Horse racing has had some great moments in Prescott. 18-year-old jockey Jerry Cawthron had 21 first-place finishes in 13 days during the 1957 meet. Who could forget watching Vince Guerra on the mount, and a number of his 22,000-plus career starts coming at Prescott Downs? (Guerra's still going strong by the way, with six first-place finishes in 64 starts at Arapahoe Park in 2014 so far.) Prescott Downs was the first stop on a Hall of Fame journey back in 1980 for legendary trainer Bob Baffert, who first made the transition from quarter horses to thoroughbreds in Prescott. "As a little kid my dad and I used to run horses in Prescott," Baffert told the Daily Courier back in 1999. "I guess I was about 11 years old at the time. In those days, going to Prescott was the thing for me, make no mistake."

Horse racing was and is the real deal here.

I know Gary Miller has the absolute best intentions for the track, the sport, and its horsemen.
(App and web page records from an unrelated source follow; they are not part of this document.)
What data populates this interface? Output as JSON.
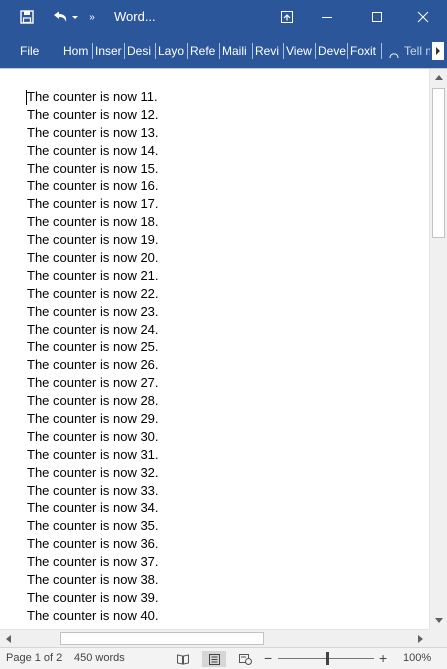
{
  "titlebar": {
    "title": "Word...",
    "more_glyph": "»",
    "icons": [
      "save-icon",
      "undo-icon",
      "undo-dropdown-icon",
      "customize-qat-icon",
      "ribbon-display-options-icon",
      "minimize-icon",
      "maximize-icon",
      "close-icon"
    ]
  },
  "ribbon": {
    "tabs": [
      {
        "label": "File"
      },
      {
        "label": "Hom"
      },
      {
        "label": "Inser"
      },
      {
        "label": "Desi"
      },
      {
        "label": "Layo"
      },
      {
        "label": "Refe"
      },
      {
        "label": "Maili"
      },
      {
        "label": "Revi"
      },
      {
        "label": "View"
      },
      {
        "label": "Deve"
      },
      {
        "label": "Foxit"
      },
      {
        "label": "Tell m"
      }
    ],
    "tell_me_icon": "lightbulb-icon"
  },
  "document": {
    "lines": [
      "The counter is now 11.",
      "The counter is now 12.",
      "The counter is now 13.",
      "The counter is now 14.",
      "The counter is now 15.",
      "The counter is now 16.",
      "The counter is now 17.",
      "The counter is now 18.",
      "The counter is now 19.",
      "The counter is now 20.",
      "The counter is now 21.",
      "The counter is now 22.",
      "The counter is now 23.",
      "The counter is now 24.",
      "The counter is now 25.",
      "The counter is now 26.",
      "The counter is now 27.",
      "The counter is now 28.",
      "The counter is now 29.",
      "The counter is now 30.",
      "The counter is now 31.",
      "The counter is now 32.",
      "The counter is now 33.",
      "The counter is now 34.",
      "The counter is now 35.",
      "The counter is now 36.",
      "The counter is now 37.",
      "The counter is now 38.",
      "The counter is now 39.",
      "The counter is now 40."
    ]
  },
  "statusbar": {
    "page": "Page 1 of 2",
    "words": "450 words",
    "zoom": "100%",
    "zoom_minus": "−",
    "zoom_plus": "+",
    "zoom_level": 1.0
  },
  "colors": {
    "accent": "#2b579a",
    "statusbar_bg": "#f3f3f3",
    "document_bg": "#ffffff"
  }
}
I don't know what its ultimate fate will be anymore than anyone else can speculate.

What I would love to see out there, however, is a racino.

Seems to me that there are a couple options: 1) Prohibit racinos (where horse racing tracks expand to include slot machines on site) and keep the Downs an empty shell doing no good for anyone; or, 2) Revitalize the track, expand its gaming options, generate revenue, provide jobs, and become a destination trip for local residents, give or take some Coconino and Maricopa county visitors.

And racinos can work, as evidenced by a revitalized track in Ohio.

If there's a valid argument against it, I'm all ears. But in a state where horse racing, greyhound racing, numerous reservation casinos and the plain ol' lottery are legal - not to mention office March Madness brackets everywhere or golf foursome winner-take-all pools - if you come to me with a "harmful vice" song and dance, my ears are taking a walk.

It's amazing more than a decade later to consider that Yavapai Downs' construction price tag was a cool $22 million back in 2001. It may never approach that value again, but that doesn't make it worthless.

Follow Steve Stockmar on Twitter @CourierSports